So Broken stayed with Maranatha, and they did try to revive it again for a while under the direction of someone named Elisa Elder, whom I never met. But it was not the same at all, and I couldn't tell you one artist released under that version of Broken (Broken Again). So there's the Broken story in a nutshell… I will only add this:
My time with Maranatha and Calvary were some of the best of my life and I have nothing bad to say about any of the people we used to work with there. Of course there were rough edges and tempers and egos. But we were all creating something that we all believed in, something we all thought was the coolest thing we had been involved with, and even though we all had our moments, we made it work. Chuck Fromm and Chuck Smith were mentors and supporters in every way, often beyond what other would consider reasonable. The staff at Maranatha are still my family. I had dinner a week or so ago with Chris Brigandi, Brian Ray, Bugs Giglio, Stan Endicott, and Joe Mitchell, and am also in touch with others too. So there you go… let me know if I missed anything.
|Youth Choir||Voices in Shadows||1984|
|Altar Boys||When You're a Rebel||1984|

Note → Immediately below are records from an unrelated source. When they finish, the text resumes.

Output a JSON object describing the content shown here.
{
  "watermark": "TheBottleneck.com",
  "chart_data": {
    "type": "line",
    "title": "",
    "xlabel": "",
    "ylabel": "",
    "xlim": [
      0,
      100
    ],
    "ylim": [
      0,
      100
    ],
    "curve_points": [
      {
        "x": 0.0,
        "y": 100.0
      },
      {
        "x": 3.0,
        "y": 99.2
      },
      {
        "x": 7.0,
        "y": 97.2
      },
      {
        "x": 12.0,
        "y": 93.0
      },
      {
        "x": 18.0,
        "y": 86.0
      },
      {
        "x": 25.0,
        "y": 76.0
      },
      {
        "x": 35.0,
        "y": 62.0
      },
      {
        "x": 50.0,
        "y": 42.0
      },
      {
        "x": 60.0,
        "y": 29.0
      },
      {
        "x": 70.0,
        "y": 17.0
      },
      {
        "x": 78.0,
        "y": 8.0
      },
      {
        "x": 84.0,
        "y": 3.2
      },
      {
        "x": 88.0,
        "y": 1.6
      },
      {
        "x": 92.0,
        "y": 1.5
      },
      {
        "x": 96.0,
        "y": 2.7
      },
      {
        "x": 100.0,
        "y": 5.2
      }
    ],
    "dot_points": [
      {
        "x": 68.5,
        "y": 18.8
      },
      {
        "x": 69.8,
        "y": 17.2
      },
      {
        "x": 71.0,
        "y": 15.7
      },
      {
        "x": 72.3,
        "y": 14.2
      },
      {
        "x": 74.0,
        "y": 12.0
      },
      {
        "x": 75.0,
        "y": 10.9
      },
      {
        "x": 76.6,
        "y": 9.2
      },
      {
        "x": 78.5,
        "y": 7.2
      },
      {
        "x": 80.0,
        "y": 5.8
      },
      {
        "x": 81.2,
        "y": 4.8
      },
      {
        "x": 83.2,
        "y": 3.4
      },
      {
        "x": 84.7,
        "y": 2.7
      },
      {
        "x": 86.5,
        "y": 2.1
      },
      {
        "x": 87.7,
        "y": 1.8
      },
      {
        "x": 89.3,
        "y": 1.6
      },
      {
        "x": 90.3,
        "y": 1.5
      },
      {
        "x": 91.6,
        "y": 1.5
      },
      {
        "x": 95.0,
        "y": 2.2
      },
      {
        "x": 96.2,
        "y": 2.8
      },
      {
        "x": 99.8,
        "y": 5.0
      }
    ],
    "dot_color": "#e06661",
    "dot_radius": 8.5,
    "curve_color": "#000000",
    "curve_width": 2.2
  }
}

|Undercover||Boys and Girls Renounce the World!||1984|
|Darrell Mansfield Band||Revelation||1985|
|Common Bond||Heaven is Calling||1985|
|Various Artists||Broken Samples||1985|
|Level Heads||Momento Mori||1988|
|Adam Again||Ten Songs by Adam Again||1988|
|The Holidays||Everything is Now||1988|
|Various Artists||The Broken Christmas||1988|
|Ted Holden||Restless Heart||1989|
|Riki Michele||Big Big Town||1989|
|J.C. & The Boyz||Never Give Up||1989|
|Nobody Special||Call It Whatever You Want||1989|
|The Holidays||Restless Heart||1989|
|Undercover||Balance of Power||1990|
|The 77s||Sticks and Stones||1990|
|SFC||A Saved Man (In the Jungle)||1990|
|Dynamic Twins||Word to the Wize||1991|
|Bloodgood||All Stand Together||1991|